3D Printer Emissions Require Study, Standards

According to UL's study, PLA and ABS filaments both produce roughly equal levels of ultrafine particles.

3D printers can increase efficiency and reduce waste for certain manufacturing applications, but they also produce chemical and particle emissions that could potentially pose an environmental hazard, depending on the material involved. width=

Underwriters Laboratories (UL) recently convened a conference on 3D printer emissions, and based on its own two-year research study, has concluded that industry-wide efforts should be undertaken to measure and control those emissions.

During the Summit on the Safety Science of 3D Printing, UL noted that 3D printers can be a source of volatile organic compounds (VOCs) and ultrafine particles. Those pollutants can affect indoor air quality and expose people to emission that cold lead to “adverse and chronic health concerns.”

According to UL’s study, PLA and ABS filaments both produce roughly equal levels of ultrafine particles. UL also identified 50 VOCs among the emissions, including styrene and lactide. The study was conducted by UL’s Chemical Research Initiative, the Georgia Institute of Technology, and the Emory University Rollins School of Public Health.

UL plans to continue studying the toxicity of these emissions, and will help develop standards for measuring printer emissions.

“Based on research results and safety concern over these emissions, stakeholders agreed to move forward with UL taking a lead role to develop an ANSI standard for measuring and assessing printer emissions for safe use in indoor spaces,” said Dr. Marilyn Black, senior technical advisor to UL.

While the research presented at the conference doesn’t indicate an imminent safety or health risk, experts suggest using printer enclosures, filters, and ventilation to reduce exposure to emissions.

According to the proceedings:

Emissions from 3D printing can be a source of ultrafine particles in the nanoparticle size range as well as a source of certain VOCs, some of which are odorants, irritants, and chronic or acute hazards.
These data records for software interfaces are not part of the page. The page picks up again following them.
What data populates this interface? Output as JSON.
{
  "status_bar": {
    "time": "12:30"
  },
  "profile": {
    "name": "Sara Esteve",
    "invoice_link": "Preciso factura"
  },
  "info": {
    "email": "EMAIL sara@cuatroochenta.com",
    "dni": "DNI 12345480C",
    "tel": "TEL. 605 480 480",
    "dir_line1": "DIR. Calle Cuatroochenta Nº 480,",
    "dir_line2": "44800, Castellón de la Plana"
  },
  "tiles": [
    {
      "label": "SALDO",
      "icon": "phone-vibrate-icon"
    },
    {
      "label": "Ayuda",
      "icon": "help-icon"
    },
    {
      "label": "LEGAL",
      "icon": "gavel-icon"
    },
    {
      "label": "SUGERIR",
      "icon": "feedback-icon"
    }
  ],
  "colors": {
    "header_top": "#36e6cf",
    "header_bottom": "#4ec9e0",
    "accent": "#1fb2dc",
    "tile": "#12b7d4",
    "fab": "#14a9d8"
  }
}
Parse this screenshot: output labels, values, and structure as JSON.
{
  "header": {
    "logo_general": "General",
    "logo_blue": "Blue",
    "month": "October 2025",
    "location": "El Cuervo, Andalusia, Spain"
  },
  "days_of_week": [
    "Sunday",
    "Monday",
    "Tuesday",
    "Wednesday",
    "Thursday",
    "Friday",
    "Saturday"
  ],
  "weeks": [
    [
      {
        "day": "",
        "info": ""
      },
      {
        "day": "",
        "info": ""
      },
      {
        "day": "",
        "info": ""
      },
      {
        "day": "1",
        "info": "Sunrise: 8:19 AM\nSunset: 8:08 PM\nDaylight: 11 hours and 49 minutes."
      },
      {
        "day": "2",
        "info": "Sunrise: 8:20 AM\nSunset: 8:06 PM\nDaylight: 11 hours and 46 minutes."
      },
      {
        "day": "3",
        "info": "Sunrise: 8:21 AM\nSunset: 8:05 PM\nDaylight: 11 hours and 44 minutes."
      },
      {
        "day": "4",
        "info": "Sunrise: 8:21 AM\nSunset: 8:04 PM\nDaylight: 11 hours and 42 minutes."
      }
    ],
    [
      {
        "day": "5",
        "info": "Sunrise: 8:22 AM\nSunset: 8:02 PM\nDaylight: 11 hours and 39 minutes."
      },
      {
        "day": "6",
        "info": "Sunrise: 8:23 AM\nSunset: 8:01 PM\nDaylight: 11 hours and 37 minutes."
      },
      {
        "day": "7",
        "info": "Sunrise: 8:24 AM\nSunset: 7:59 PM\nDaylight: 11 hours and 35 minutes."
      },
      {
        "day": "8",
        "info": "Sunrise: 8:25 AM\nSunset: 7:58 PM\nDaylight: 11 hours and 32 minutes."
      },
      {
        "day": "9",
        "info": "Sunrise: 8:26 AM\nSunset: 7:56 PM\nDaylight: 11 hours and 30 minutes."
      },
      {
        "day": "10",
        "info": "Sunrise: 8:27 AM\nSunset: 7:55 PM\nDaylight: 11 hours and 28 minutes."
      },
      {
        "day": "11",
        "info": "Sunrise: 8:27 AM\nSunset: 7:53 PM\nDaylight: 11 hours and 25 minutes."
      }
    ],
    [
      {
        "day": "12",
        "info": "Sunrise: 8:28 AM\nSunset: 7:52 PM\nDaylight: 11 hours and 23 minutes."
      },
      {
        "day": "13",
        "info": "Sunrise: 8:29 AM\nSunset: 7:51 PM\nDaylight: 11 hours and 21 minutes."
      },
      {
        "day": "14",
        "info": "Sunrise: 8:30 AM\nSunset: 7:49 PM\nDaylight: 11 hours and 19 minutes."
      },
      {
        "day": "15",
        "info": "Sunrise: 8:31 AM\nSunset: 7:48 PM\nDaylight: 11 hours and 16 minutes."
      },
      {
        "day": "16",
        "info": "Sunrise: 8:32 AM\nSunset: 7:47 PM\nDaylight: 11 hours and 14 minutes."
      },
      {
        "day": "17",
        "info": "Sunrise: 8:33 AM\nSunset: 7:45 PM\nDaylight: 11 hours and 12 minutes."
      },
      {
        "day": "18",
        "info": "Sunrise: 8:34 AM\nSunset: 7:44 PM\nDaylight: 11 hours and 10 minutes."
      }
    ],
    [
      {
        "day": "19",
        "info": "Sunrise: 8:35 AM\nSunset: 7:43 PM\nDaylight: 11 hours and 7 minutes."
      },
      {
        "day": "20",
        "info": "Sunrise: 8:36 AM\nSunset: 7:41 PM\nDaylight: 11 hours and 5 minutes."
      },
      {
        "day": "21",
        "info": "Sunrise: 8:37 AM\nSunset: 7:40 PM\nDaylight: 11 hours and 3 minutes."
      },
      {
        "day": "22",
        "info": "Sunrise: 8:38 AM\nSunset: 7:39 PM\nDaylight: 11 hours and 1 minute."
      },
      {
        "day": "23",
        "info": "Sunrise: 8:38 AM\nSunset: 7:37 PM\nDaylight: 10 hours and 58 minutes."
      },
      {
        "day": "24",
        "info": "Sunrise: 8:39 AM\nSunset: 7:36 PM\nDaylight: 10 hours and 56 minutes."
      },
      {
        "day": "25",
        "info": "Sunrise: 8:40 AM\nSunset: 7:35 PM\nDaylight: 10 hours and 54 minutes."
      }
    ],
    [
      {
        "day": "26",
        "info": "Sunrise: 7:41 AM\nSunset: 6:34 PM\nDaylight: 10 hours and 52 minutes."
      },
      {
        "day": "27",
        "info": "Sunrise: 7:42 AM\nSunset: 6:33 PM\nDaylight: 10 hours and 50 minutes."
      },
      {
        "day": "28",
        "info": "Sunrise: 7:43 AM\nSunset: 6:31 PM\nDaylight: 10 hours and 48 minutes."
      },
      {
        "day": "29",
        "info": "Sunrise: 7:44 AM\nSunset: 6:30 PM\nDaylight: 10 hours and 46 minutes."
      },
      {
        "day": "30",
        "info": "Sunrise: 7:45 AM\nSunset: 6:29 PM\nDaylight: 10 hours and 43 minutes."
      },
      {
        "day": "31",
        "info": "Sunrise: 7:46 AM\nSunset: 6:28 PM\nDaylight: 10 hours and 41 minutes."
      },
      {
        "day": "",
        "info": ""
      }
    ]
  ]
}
These exposure levels are generally low and complete risk assessments have not been conducted, but a precautionary approach of providing good building ventilation with outdoor air exchange and local ventilation in areas where 3D printing is occurring would be prudent.

Summit proceedings are available here.

Source: Underwriters Laboratories

Share This Article

Subscribe to our FREE magazine, FREE email newsletters or both!

Join over 90,000 engineering professionals who get fresh engineering news as soon as it is published.

About the Author

Brian Albright's avatar
Brian Albright

Brian Albright is the editorial director of Digital Engineering. Contact him at [email protected].

Follow DE